ITV, Britain's largest free-to-air broadcaster, said a push to grow non-advertising revenue meant it was able to pay a £156m (€180m) special dividend after full-year earnings rose 13pc.
"We want to reward all our shareholders equally and to reward shareholders who are staying with us as we grow," chief executive Adam Crozier told reporters.
ITV, home to soap opera 'Coronation Street', period drama 'Downton Abbey' and variety show 'Ant & Dec's Saturday Night Takeaway', said having ended 2012 with £206m net cash it would pay a special dividend of 4p per share as well as a 2.6p full-year dividend.
Mr Crozier, chief executive since 2010, has been weaning ITV off its dependence on revenue from a weak advertising market, seeking greater revenue streams from television production, online, pay and interactive businesses. "ITV is transforming into a more robust, efficient and balanced company," he said.
ITV said adjusted 2012 earnings rose 13pc to £520m on revenue up 3pc to £2.2bn. Adjusted earnings per share rose 16pc to 9.2p, compared with a forecast for 8.7p.
Shares in ITV hit a 12-month high at 125.4p last week, partly because of speculation that the recently agreed takeover of Virgin Media by Liberty Global might trigger an approach for ITV from a private equity firm.
Mr Crozier said ITV had not received any approaches.
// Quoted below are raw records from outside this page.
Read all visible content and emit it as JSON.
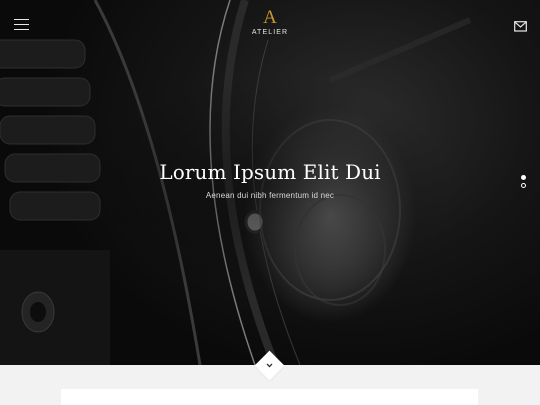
{
  "header": {
    "menu_icon": "hamburger-icon",
    "logo_mark": "A",
    "logo_text": "ATELIER",
    "mail_icon": "envelope-icon",
    "accent_color": "#c9962e"
  },
  "hero": {
    "title": "Lorum Ipsum Elit Dui",
    "subtitle": "Aenean dui nibh fermentum id nec",
    "slides_total": 2,
    "active_slide": 1
  },
  "scroll_icon": "chevron-down-icon"
}
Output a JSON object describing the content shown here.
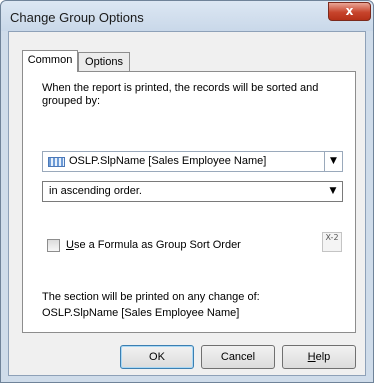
{
  "window": {
    "title": "Change Group Options",
    "close_glyph": "x"
  },
  "tabs": [
    {
      "label": "Common",
      "selected": true
    },
    {
      "label": "Options",
      "selected": false
    }
  ],
  "common": {
    "description": "When the report is printed, the records will be sorted and grouped by:",
    "group_field": {
      "value": "OSLP.SlpName [Sales Employee Name]",
      "icon": "database-field-icon"
    },
    "sort_order": {
      "value": "in ascending order."
    },
    "formula_checkbox": {
      "label_underlined": "U",
      "label_rest": "se a Formula as Group Sort Order",
      "checked": false
    },
    "formula_button_glyph_top": "X-2",
    "formula_button_glyph_bottom": "",
    "section_line1": "The section will be printed on any change of:",
    "section_line2": "OSLP.SlpName [Sales Employee Name]"
  },
  "buttons": {
    "ok": "OK",
    "cancel": "Cancel",
    "help_underlined": "H",
    "help_rest": "elp"
  },
  "dropdown_glyph": "▼"
}
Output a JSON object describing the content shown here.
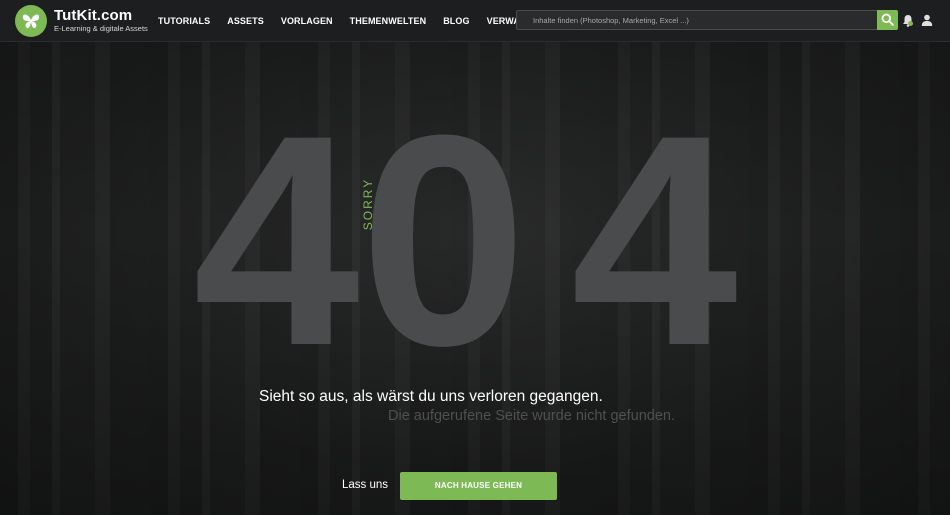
{
  "header": {
    "brand_name": "TutKit.com",
    "brand_tagline": "E-Learning & digitale Assets",
    "logo_icon": "butterfly-icon",
    "nav": [
      {
        "label": "TUTORIALS"
      },
      {
        "label": "ASSETS"
      },
      {
        "label": "VORLAGEN"
      },
      {
        "label": "THEMENWELTEN"
      },
      {
        "label": "BLOG"
      },
      {
        "label": "VERWALTUNG"
      }
    ],
    "search": {
      "placeholder": "Inhalte finden (Photoshop, Marketing, Excel ...)",
      "value": "",
      "button_icon": "search-icon"
    },
    "notification_icon": "bell-icon",
    "user_icon": "user-icon"
  },
  "error": {
    "code_digits": [
      "4",
      "0",
      "4"
    ],
    "sorry": "SORRY",
    "headline": "Sieht so aus, als wärst du uns verloren gegangen.",
    "subline": "Die aufgerufene Seite wurde nicht gefunden.",
    "lets_label": "Lass uns",
    "home_button_label": "NACH HAUSE GEHEN"
  },
  "colors": {
    "accent": "#7dba55",
    "header_bg": "#1d1e1f",
    "digits": "#4a4b4c"
  }
}
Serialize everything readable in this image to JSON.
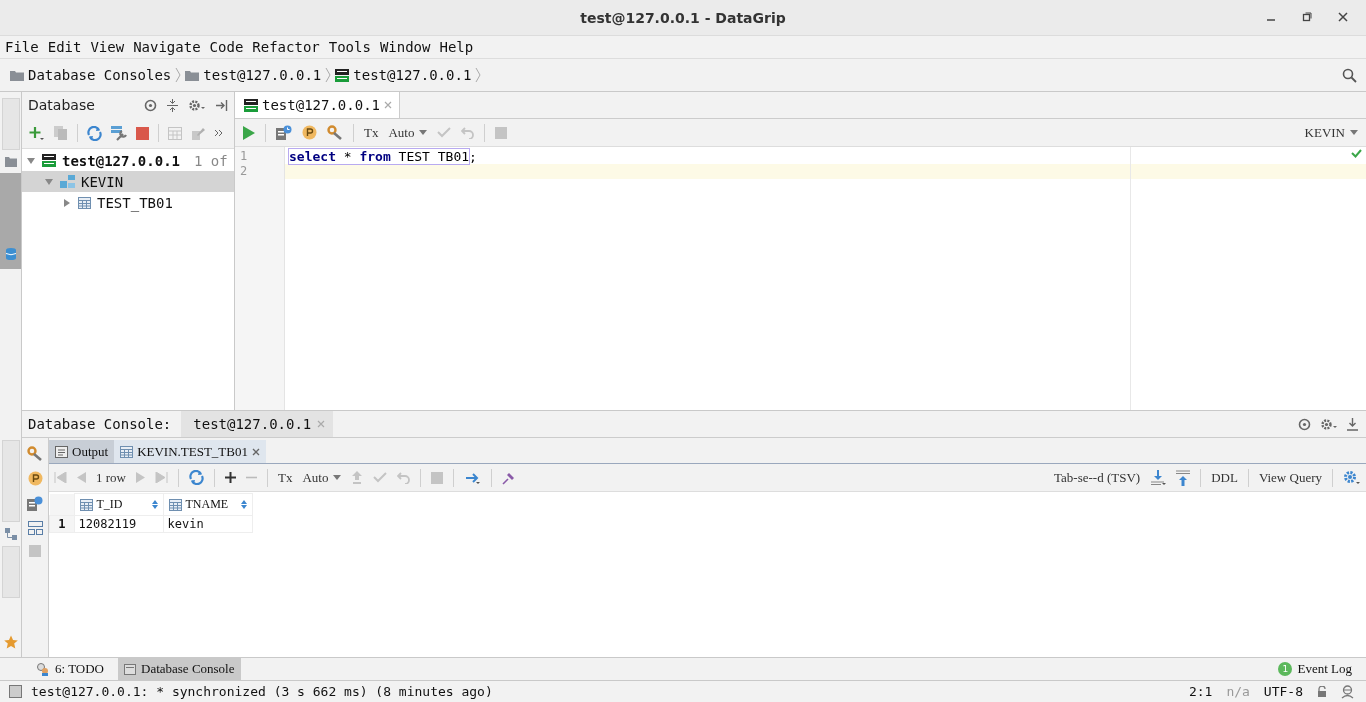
{
  "window": {
    "title": "test@127.0.0.1 - DataGrip"
  },
  "menu": [
    "File",
    "Edit",
    "View",
    "Navigate",
    "Code",
    "Refactor",
    "Tools",
    "Window",
    "Help"
  ],
  "breadcrumbs": [
    {
      "label": "Database Consoles",
      "kind": "folder"
    },
    {
      "label": "test@127.0.0.1",
      "kind": "folder"
    },
    {
      "label": "test@127.0.0.1",
      "kind": "db"
    }
  ],
  "database_panel": {
    "title": "Database",
    "tree": [
      {
        "label": "test@127.0.0.1",
        "kind": "datasource",
        "note": "1 of",
        "expanded": true,
        "selected": false,
        "children": [
          {
            "label": "KEVIN",
            "kind": "schema",
            "expanded": true,
            "selected": true,
            "children": [
              {
                "label": "TEST_TB01",
                "kind": "table",
                "expanded": false,
                "selected": false
              }
            ]
          }
        ]
      }
    ]
  },
  "editor": {
    "tabs": [
      {
        "label": "test@127.0.0.1",
        "selected": true
      }
    ],
    "tx": "Tx",
    "tx_mode": "Auto",
    "schema": "KEVIN",
    "lines": [
      {
        "number": "1",
        "current": false,
        "statement": [
          {
            "text": "select",
            "kind": "keyword"
          },
          {
            "text": " * ",
            "kind": "plain"
          },
          {
            "text": "from",
            "kind": "keyword"
          },
          {
            "text": " TEST TB01",
            "kind": "plain"
          }
        ],
        "rest": ";"
      },
      {
        "number": "2",
        "current": true
      }
    ]
  },
  "console": {
    "title": "Database Console:",
    "tabs": [
      {
        "label": "test@127.0.0.1",
        "selected": true
      }
    ],
    "result_tabs": [
      {
        "label": "Output",
        "kind": "output",
        "selected": false
      },
      {
        "label": "KEVIN.TEST_TB01",
        "kind": "table",
        "selected": true
      }
    ],
    "row_count": "1 row",
    "tx": "Tx",
    "tx_mode": "Auto",
    "export_format": "Tab-se--d (TSV)",
    "actions": [
      "DDL",
      "View Query"
    ],
    "columns": [
      "T_ID",
      "TNAME"
    ],
    "rows": [
      {
        "number": "1",
        "cells": [
          "12082119",
          "kevin"
        ]
      }
    ]
  },
  "tool_windows": [
    {
      "label": "6: TODO",
      "kind": "todo",
      "selected": false
    },
    {
      "label": "Database Console",
      "kind": "console",
      "selected": true
    }
  ],
  "event_log": {
    "label": "Event Log",
    "count": "1"
  },
  "status_bar": {
    "message": "test@127.0.0.1: * synchronized (3 s 662 ms) (8 minutes ago)",
    "position": "2:1",
    "context": "n/a",
    "encoding": "UTF-8"
  }
}
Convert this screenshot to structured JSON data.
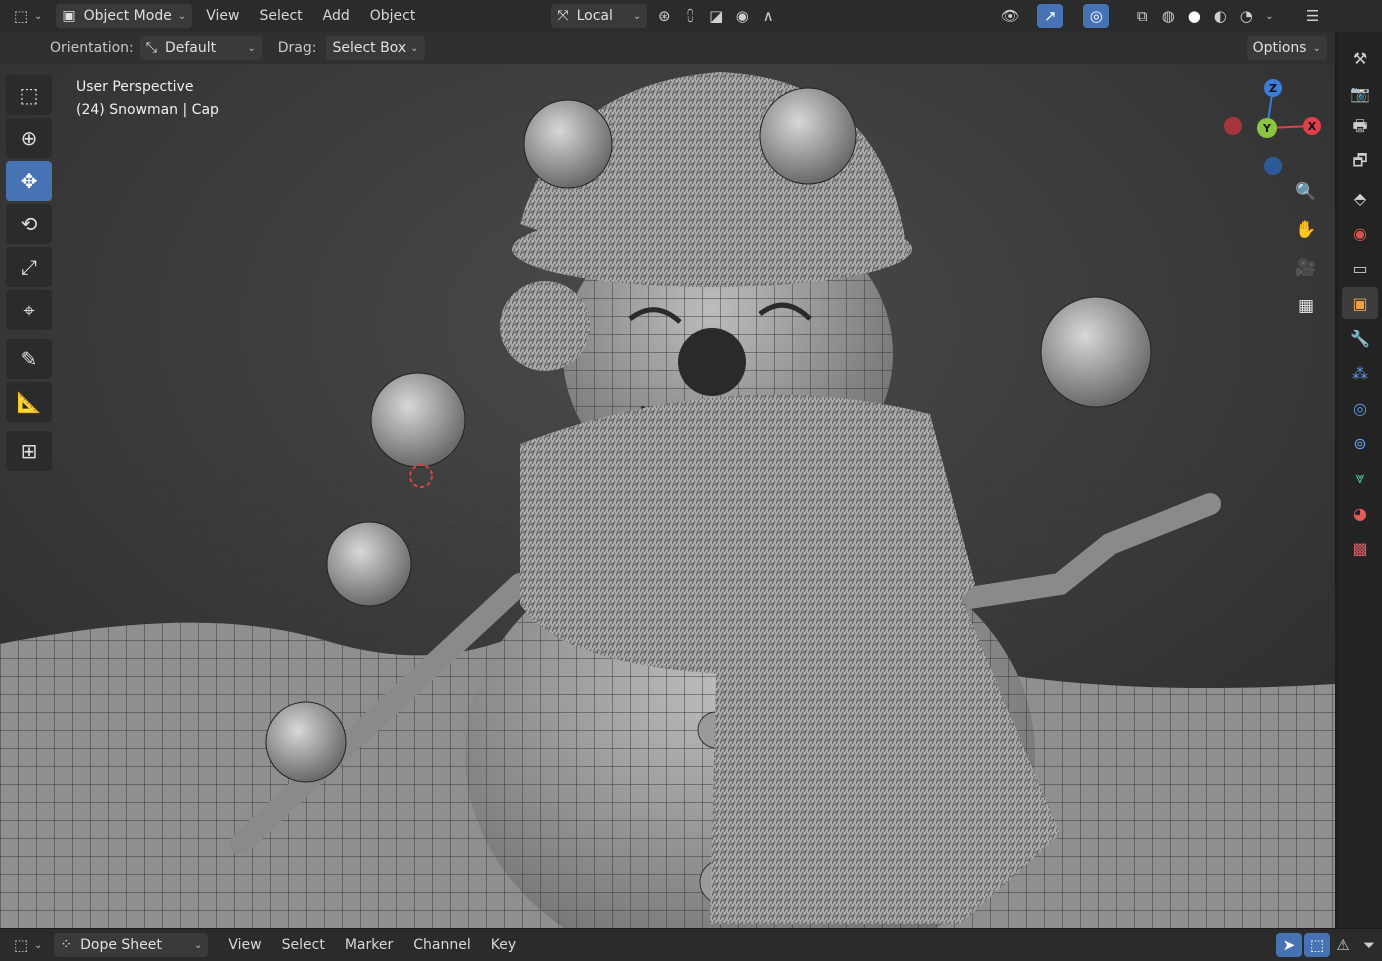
{
  "header": {
    "mode_label": "Object Mode",
    "menus": [
      "View",
      "Select",
      "Add",
      "Object"
    ],
    "transform_space": "Local"
  },
  "tool_header": {
    "orientation_label": "Orientation:",
    "orientation_value": "Default",
    "drag_label": "Drag:",
    "drag_value": "Select Box",
    "options_label": "Options"
  },
  "viewport": {
    "perspective_label": "User Perspective",
    "object_label": "(24) Snowman | Cap"
  },
  "gizmo": {
    "x": "X",
    "y": "Y",
    "z": "Z"
  },
  "toolbar": {
    "tools": [
      "select-box",
      "cursor",
      "move",
      "rotate",
      "scale",
      "transform",
      "annotate",
      "measure",
      "add-cube"
    ],
    "active_tool": "move"
  },
  "bottom": {
    "editor_label": "Dope Sheet",
    "menus": [
      "View",
      "Select",
      "Marker",
      "Channel",
      "Key"
    ]
  },
  "colors": {
    "accent": "#4772b3",
    "axis_x": "#e0404d",
    "axis_y": "#8bc53f",
    "axis_z": "#3b7cd6"
  }
}
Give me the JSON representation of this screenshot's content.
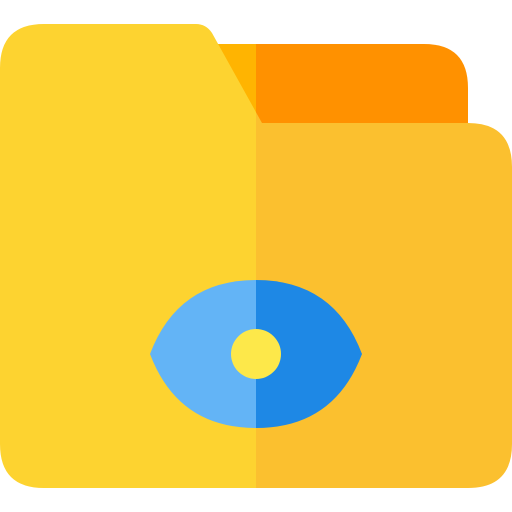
{
  "icon": {
    "name": "folder-eye-icon",
    "colors": {
      "back_tab_left": "#FFB401",
      "back_tab_right": "#FF9100",
      "front_left": "#FDD330",
      "front_right": "#FBC02F",
      "eye_left": "#63B4F6",
      "eye_right": "#1E88E5",
      "pupil": "#FDE84A"
    }
  }
}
ITV's non-advertising revenue rose 12pc to £1.04bn, helped by its production division, ITV Studios, increasing revenue 16pc and online, pay and interactive revenue rising 26pc. (Reuters)